India also altered Hirshon as an artist: “It changed my style. India is so different from America; everything has another dimension and texture.”

But what affected him most were the students and villagers.

“The people are so genuine, so different from in America, so open,” he says.

Yet those differences open pathways to learning for both students and teachers, says sophomore photography major Lane Goodman, who taught photography at Pai.

“We have so much to share and learn just by talking,” says Goodman. “The greatest gift we can give is education, to show them how our lives are, and they in turn educate us: ‘Look at how different our lives are from yours.’”

Senior anthropology and political science major Jessica Farrell agrees.
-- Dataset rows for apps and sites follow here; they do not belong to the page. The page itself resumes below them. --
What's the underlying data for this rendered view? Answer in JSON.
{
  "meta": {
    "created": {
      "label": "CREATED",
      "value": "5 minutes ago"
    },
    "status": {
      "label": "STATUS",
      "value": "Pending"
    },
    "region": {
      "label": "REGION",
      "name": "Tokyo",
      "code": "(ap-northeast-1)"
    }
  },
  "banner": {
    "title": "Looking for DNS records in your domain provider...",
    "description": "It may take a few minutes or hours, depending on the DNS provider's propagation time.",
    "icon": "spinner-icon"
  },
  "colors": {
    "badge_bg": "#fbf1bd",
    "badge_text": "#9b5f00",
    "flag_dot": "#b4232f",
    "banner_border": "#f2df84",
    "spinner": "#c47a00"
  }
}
“I think it’s remarkable how we are able to truly connect despite great differences in our lives,” she says. “I embrace the power of language. I never thought about how blessed I am to have a language that is used and understood everywhere.”

Now, thanks in part to the efforts of these Washington University undergrads, poor Indian students are gaining that same power.

Rick Skwiot is a freelance writer based in St. Louis.

For more information on the Village India Program, please visit:
artsci.wustl.edu/~anthro/RDF/vip/index.htm.

Among other University programs with India connections are the Olin Business School’s partnership with the Indian Institute of Management Calcutta: news-info.wustl.edu/news/page/normal/11835.html; the George Warren Brown School of Social Work and Tata Institute for Social Sciences’ Institute in India: gwb-web.wustl.edu/ProspectiveStudents/Pages/InternationalInstitutes.aspx; and the law school’s long-standing relationships with two law schools and several NGOs in Nepal: law.wustl.edu/international/index.asp?ID=6053.